The bad guys likely know typical knowledge-based authentication questions like mother’s maiden name, model of first car, favorite food, etc., which are commonly used to try to deter this type of fraud. As a result, they are using all this information to commit identity crimes, such as creating synthetic identities for application fraud purposes. This raises the questions of how financial institutions balance a solid customer experience without introducing too much friction. Our Early Warning solution, New Account Scores, offers an identity model that includes cross-institution data and sophisticated analytics that go beyond rules-based solutions to better enable FIs with data intelligence to improve new account opening decisions while reducing fraud.
Ian: The same study points out that FIs need to protect a variety of banking channels, but still offer a smooth application experience. How do you balance the two?

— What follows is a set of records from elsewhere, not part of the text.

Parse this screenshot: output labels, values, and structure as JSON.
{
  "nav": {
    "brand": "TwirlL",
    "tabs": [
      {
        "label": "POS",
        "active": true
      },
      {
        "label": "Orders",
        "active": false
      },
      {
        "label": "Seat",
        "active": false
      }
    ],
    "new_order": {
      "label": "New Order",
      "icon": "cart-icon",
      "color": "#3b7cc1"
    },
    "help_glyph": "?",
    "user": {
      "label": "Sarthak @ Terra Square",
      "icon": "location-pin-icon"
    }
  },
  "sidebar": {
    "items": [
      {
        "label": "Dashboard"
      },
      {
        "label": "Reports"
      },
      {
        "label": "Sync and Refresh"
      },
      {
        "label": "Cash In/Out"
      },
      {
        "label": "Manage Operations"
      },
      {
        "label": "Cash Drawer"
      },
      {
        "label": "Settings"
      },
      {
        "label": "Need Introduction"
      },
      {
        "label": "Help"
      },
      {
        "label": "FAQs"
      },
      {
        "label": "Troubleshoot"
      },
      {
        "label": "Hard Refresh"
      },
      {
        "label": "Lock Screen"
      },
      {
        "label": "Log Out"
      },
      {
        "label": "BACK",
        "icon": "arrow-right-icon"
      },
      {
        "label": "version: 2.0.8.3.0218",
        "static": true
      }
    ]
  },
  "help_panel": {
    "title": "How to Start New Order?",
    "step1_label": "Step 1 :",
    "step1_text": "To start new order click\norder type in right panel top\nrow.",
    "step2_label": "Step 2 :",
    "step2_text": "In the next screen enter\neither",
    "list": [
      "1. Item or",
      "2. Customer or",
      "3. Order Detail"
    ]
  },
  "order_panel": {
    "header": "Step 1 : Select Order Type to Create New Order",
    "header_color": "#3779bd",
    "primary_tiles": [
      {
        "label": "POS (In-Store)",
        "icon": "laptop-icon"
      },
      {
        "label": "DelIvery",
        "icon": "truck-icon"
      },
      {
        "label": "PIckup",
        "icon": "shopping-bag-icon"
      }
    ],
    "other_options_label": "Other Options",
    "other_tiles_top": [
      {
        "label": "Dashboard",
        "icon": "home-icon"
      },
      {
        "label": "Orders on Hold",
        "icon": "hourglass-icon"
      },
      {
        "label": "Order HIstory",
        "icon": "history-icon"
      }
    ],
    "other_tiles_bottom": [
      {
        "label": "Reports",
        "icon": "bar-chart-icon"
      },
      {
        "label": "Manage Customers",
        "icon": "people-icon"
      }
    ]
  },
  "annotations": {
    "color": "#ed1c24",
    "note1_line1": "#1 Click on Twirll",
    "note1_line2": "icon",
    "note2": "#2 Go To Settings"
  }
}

Jim: We live in a fast-paced, “I need it now” type of world. Consumers expect the same one-click service from FIs as they do from online providers and retailers. They demand speed but they also expect to know that their money—and their identities—are safe. Channels represent different types of risk so you need to have the right layers of authentication and the right tools to validate the device that aren’t cumbersome to the process.
Early Warning has tools that offer layers of security that happen behind the scenes, unknown to the customer, to help create a smoother authentication experience. These solutions can help validate a consumer’s identity during the application process, along with securing online banking enrollments and future account logins and transactions.
You need to have multi-layers of security and check points to verify identifies. Early Warning is able to leverage mobile network operator data that can associate the mobile number and device hardware, for example the SIM card, directly with the mobile carrier. This not only helps detect future account takeover attempts, but reduces friction for your true customers.
Ian: Ok, so an FI’s confirmed the person, it is equally important to validate the opening deposit funds not just to reduce risk but to help the consumer access their funds for whatever needs they may have. What do you recommend?
Jim: You’re right, Ian. Making funds available fast can improve the customer experience, but making the wrong funds available can place the FI at risk. FIs need to ensure that the customer is funding their new account opening deposit with good funds, and from an account which they have the authority to transact. Tools should be used to predict the risk associated with the opening deposit, whether in the branch with a teller or through mobile capture, since they can all be linked to new account fraud. These types of solutions are equally important for future deposits into the account as well. We know that fraudsters don’t take a break once the new account is opened.
Ian: Well Jim, thank you so much for taking the time to provide your expertise on streamlining and securing the new account onboarding process. And for any of my readers, if you want to take a deeper dive into the topics we touched on in this interview, American Banker recently hosted a webinar on this very subject featuring remarks from Jim, alongside Shirley Inscoe from Aite Group. They talked more around strategies your FI can deploy to mitigate application fraud while keeping the focus on the customer experience. You can catch it on-demand through the link below. Thanks again, Jim!
 Application Fraud: Fighting an Uphill Battle, Aite Group, November 2018.